A: mf = 45, fm = 100Hz; The signal is sinusoidal with a slight DC offset. Conclusions

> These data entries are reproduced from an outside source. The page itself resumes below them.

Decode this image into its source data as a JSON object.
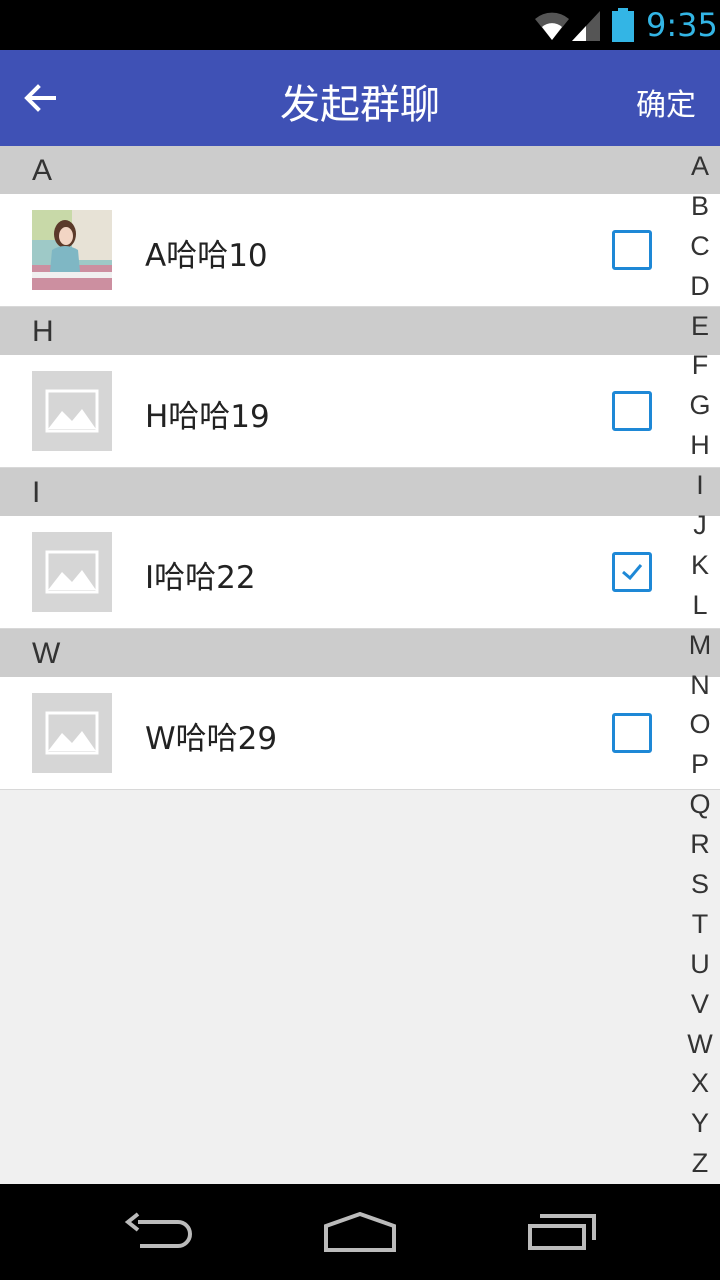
{
  "status_bar": {
    "time": "9:35",
    "accent_color": "#33b5e5",
    "icons": [
      "wifi-icon",
      "signal-icon",
      "battery-icon"
    ]
  },
  "app_bar": {
    "title": "发起群聊",
    "confirm_label": "确定",
    "back_icon": "back-arrow-icon",
    "color": "#3f51b5"
  },
  "sections": [
    {
      "letter": "A",
      "contacts": [
        {
          "name": "A哈哈10",
          "checked": false,
          "avatar": "photo"
        }
      ]
    },
    {
      "letter": "H",
      "contacts": [
        {
          "name": "H哈哈19",
          "checked": false,
          "avatar": "placeholder"
        }
      ]
    },
    {
      "letter": "I",
      "contacts": [
        {
          "name": "I哈哈22",
          "checked": true,
          "avatar": "placeholder"
        }
      ]
    },
    {
      "letter": "W",
      "contacts": [
        {
          "name": "W哈哈29",
          "checked": false,
          "avatar": "placeholder"
        }
      ]
    }
  ],
  "index_letters": [
    "A",
    "B",
    "C",
    "D",
    "E",
    "F",
    "G",
    "H",
    "I",
    "J",
    "K",
    "L",
    "M",
    "N",
    "O",
    "P",
    "Q",
    "R",
    "S",
    "T",
    "U",
    "V",
    "W",
    "X",
    "Y",
    "Z"
  ],
  "nav_bar": {
    "icons": [
      "back-nav-icon",
      "home-nav-icon",
      "recents-nav-icon"
    ]
  },
  "checkbox_color": "#1e88d6"
}
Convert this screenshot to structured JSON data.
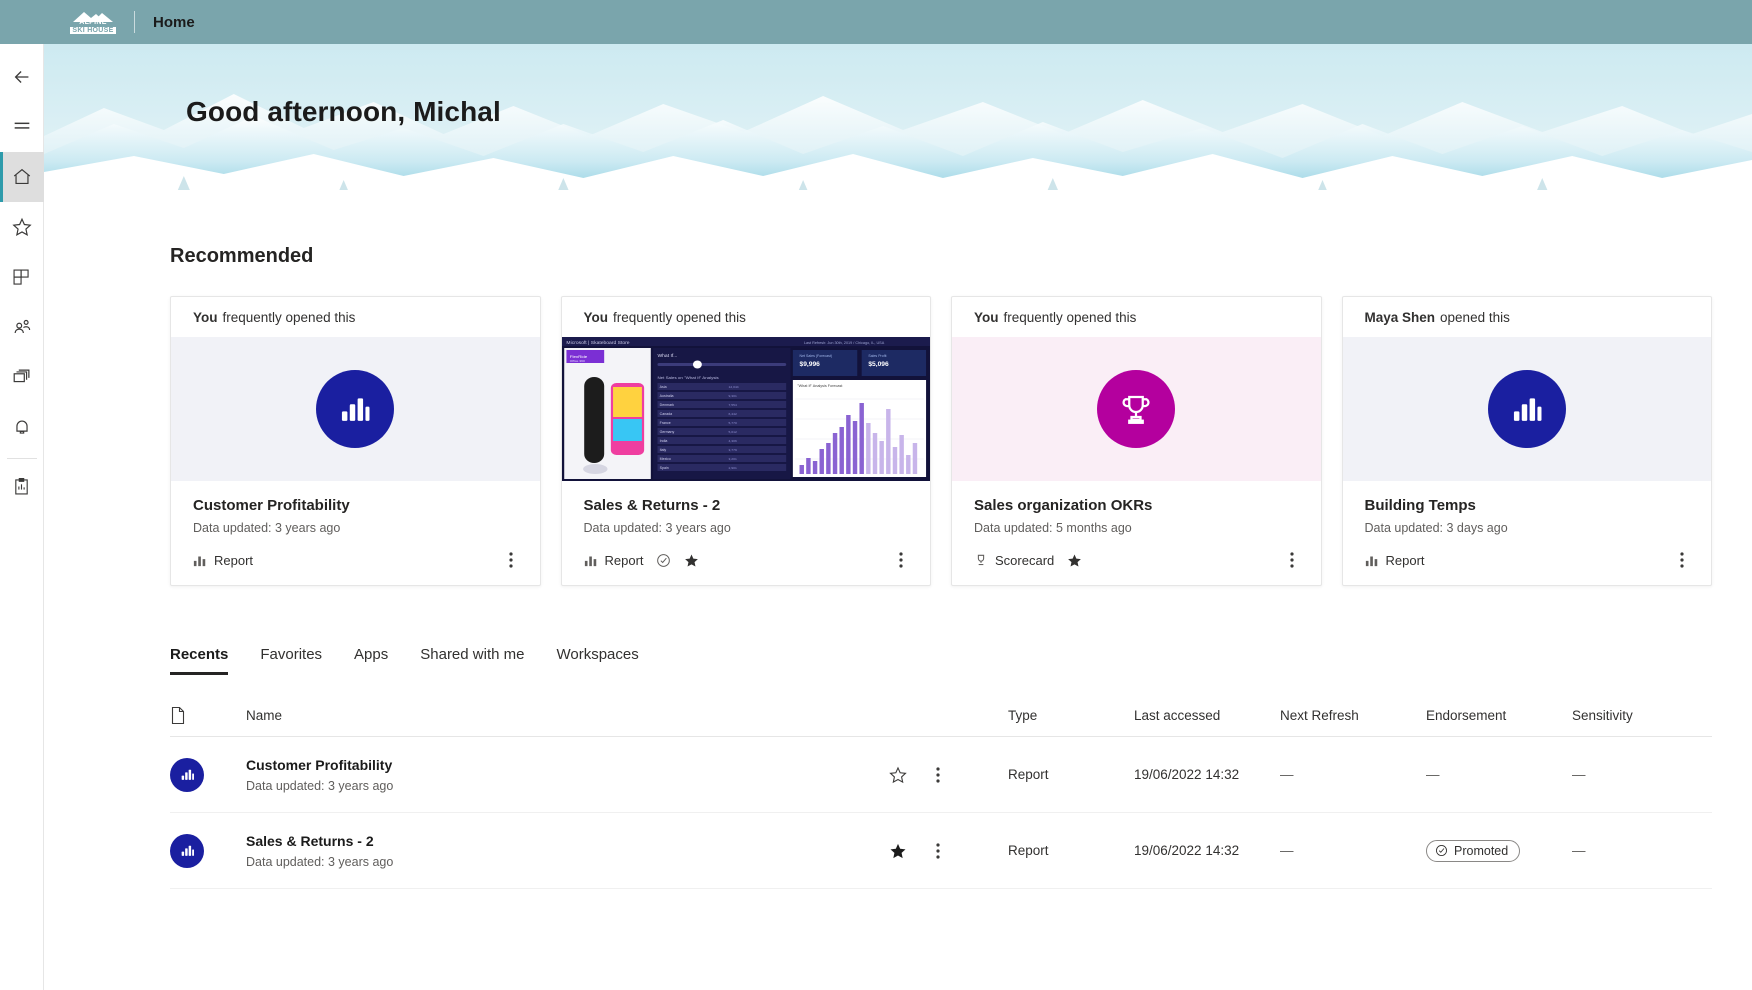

This lab has demonstrated that the bandwidth of an FM signal can be predicted in multiple ways. The ways are by predicting the size of the side bands or by using Carson's rule. Interestingly enough, the difference in bandwidths were identical throughout most of the trials. I believe that this is because Carson's Rule is based on 1% power and my method is based on 1% voltage. The FCC generally wants signal overtones attenuated between 40dB and 60dB from their useful counterparts, therefore, I believe that my method (BW = 2 * nsidebands * fmpk) is much more accurate. It should be noted that, in order to obtain a 20KHz deviation at a 2Vpp signal, a pre amplifier was required. The 1Vp signal was applied to the input of the operational amplifier preamplifier input signal. All fm calculations were based off of this input. Because of some of the operational amplifiers limitations, I believe that many of the inaccuracies in this lab can be attributed to that. However, the lab was fairly accurate. I do believe that the carrier calculation for mf = 2.0 was incorrect and let that set of results to be somewhat inaccurate. It is also possible that the signal generator was not accurate and therefore the signal was not truly 2.0. For the voltage offsets, the signal from the 1KW pot was sent to the input of the preamplifier. I believe that some of the inaccuracies of the last reading of 72KHz was possible skewed by this as well. I calculated and figured that with an amplification of approximately 5.8 and a Vi of 4V, compounded with the face that the power supply was not truly balanced, the op - amp was attempting to put out a voltage beyond it's capabilities and therefore caused skewed results. I am satisfied with the results of the lab due to the circumstances that it was run under. For a schematic diagram of the assist circuit, please refer to item #14, Diagram 7. Attachments

1. Original lab handout

2. Original lab data

3. Calculations